Listen in.  If you're like me you'll be fascinated by the way she has used technology, and appreciate her strong self awareness of how she learns best.  Terry would be the first to say there is no one size fits all in learning a language.  As an expert in learning and educational processes and systems she has the theoretical ‘how’ of best learning experiences and uses that to support the reality of her daily learning.  

Whatever language you are learning or thinking about learning this will be an inspiration and encouragement. 


You've arrived -And suddenly you're important!

Photo by Danny Kekspro on UnsplashSome cultural differences are difficult to adapt to.  Sometimes we are acutely aware of them and sometimes they niggle at the edge of our awareness.

Our last discussion was about differences in who gets status and is respected, and how that difference plays out in workplaces and society. We spoke about ‘power distance’

‘the way in which power is distributed in a group and the extent to which less powerful members of the group accept and expect that power to be distributed unequally.   Showing deference and respect is important in High Power Distance (HPD) or hierarchical cultures but not so critical in a Low Power Distance (LPD) or egalitarian culture.’

In that post I wrote about the impact on people moving from a society that is high power distance (HPD) to one that is lower (LPD) and the attitude and behavioural flexing they may need to be effective in a workplace.

This time I want to look at those moving from a LPD society such as from Australia to a more HPD society. 

This may not initially appear as too much of an issue.

Behaviours may seem more formal.  There might be more use of titles.  Your suggestions people call you by your personal name rather than your family name may be ignored. 

These aspects may leave you feeling less close to people but you accept them knowing it’s the way things happen here. 

What can be more difficult to accept is the silence in the team meeting when you’ve asked for suggestions on how to improve things.  People not coming to you with problems or issues despite your assurances of ‘my door is always open’. 

The hierarchy becomes a barrier to the type of collaborative relationships you have easily built in the past and instead of a team environment it feels much more like a “boss” and “workers” situation.

The risk here is almost unconsciously stepping into that role of “boss” and relating to your team from a perspective of power -becoming the expat who shouts and demands, who doesn’t see the locals as capable of growth or development. This is where developing and using CQ Strategy becomes critical.  Being aware of the differences and planning how to work effectively within them.  Reflecting with a coach on how to develop and use your cultural intelligence in these situations can be extremely helpful .
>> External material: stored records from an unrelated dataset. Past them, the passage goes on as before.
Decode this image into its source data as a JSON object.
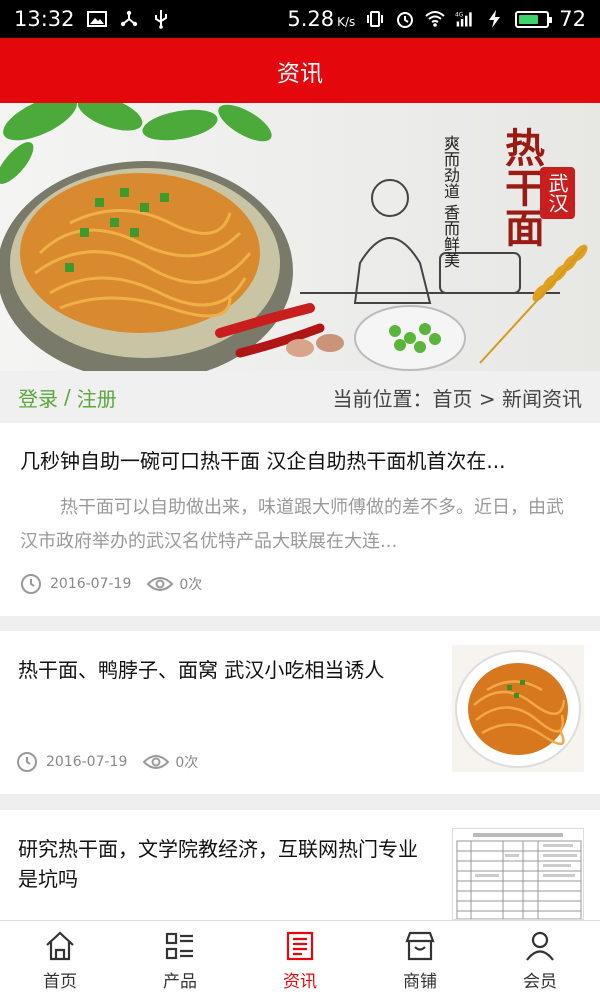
{
  "status_bar": {
    "time": "13:32",
    "speed": "5.28",
    "speed_unit": "K/s",
    "battery": "72",
    "network": "4G"
  },
  "header": {
    "title": "资讯"
  },
  "banner": {
    "slogan": "爽而劲道 香而鲜美",
    "big_title": "热干面",
    "stamp": "武汉"
  },
  "login_bar": {
    "login": "登录",
    "separator": "/",
    "register": "注册",
    "location_label": "当前位置：",
    "location_path": "首页 > 新闻资讯"
  },
  "articles": [
    {
      "title": "几秒钟自助一碗可口热干面 汉企自助热干面机首次在...",
      "summary": "热干面可以自助做出来，味道跟大师傅做的差不多。近日，由武汉市政府举办的武汉名优特产品大联展在大连...",
      "date": "2016-07-19",
      "views": "0次"
    },
    {
      "title": "热干面、鸭脖子、面窝 武汉小吃相当诱人",
      "date": "2016-07-19",
      "views": "0次"
    },
    {
      "title": "研究热干面，文学院教经济，互联网热门专业是坑吗"
    }
  ],
  "tabs": [
    {
      "label": "首页",
      "icon": "home-icon",
      "active": false
    },
    {
      "label": "产品",
      "icon": "list-icon",
      "active": false
    },
    {
      "label": "资讯",
      "icon": "news-icon",
      "active": true
    },
    {
      "label": "商铺",
      "icon": "shop-icon",
      "active": false
    },
    {
      "label": "会员",
      "icon": "user-icon",
      "active": false
    }
  ],
  "colors": {
    "brand_red": "#e4080d",
    "login_green": "#5aa83a",
    "battery_green": "#3ed46a"
  }
}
Another risk in HPD societies may be acting in ways that are not appropriate to the level you should be operating in.  Your dress, your manners or apparent ignorance of the cultural etiquette may be marking you as not deserving of the position you hold and you may lose respect from your colleagues, from local officials.
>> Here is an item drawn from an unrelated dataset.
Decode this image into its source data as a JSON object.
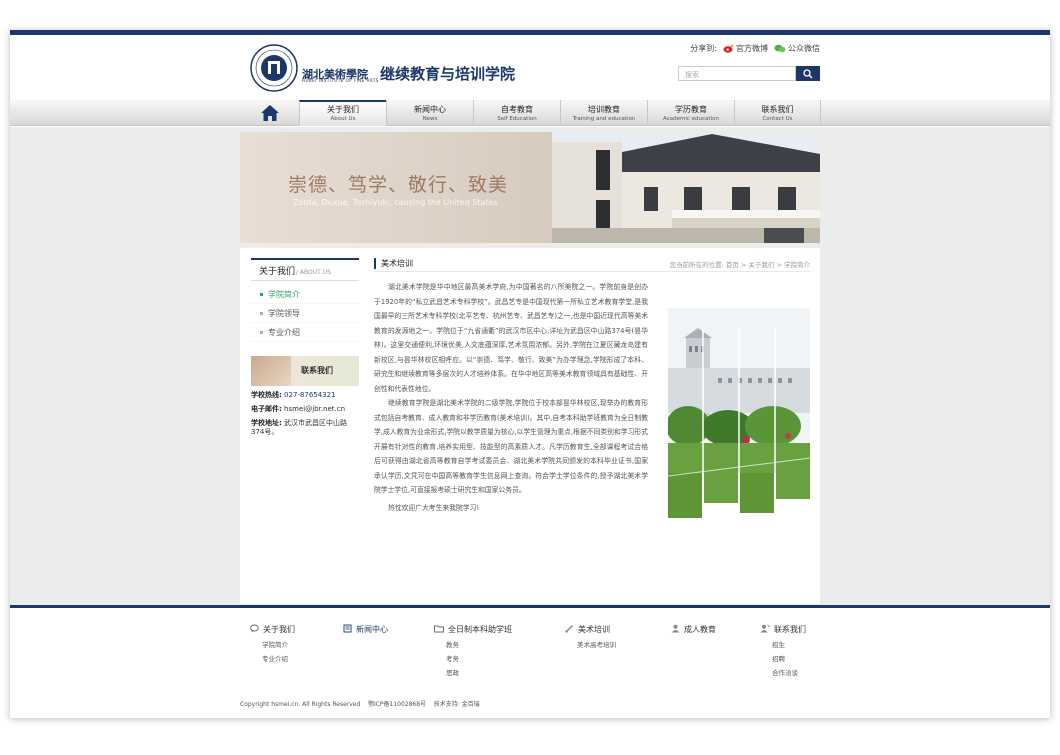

Once lost that respect can be hard to regain despite your important expat position.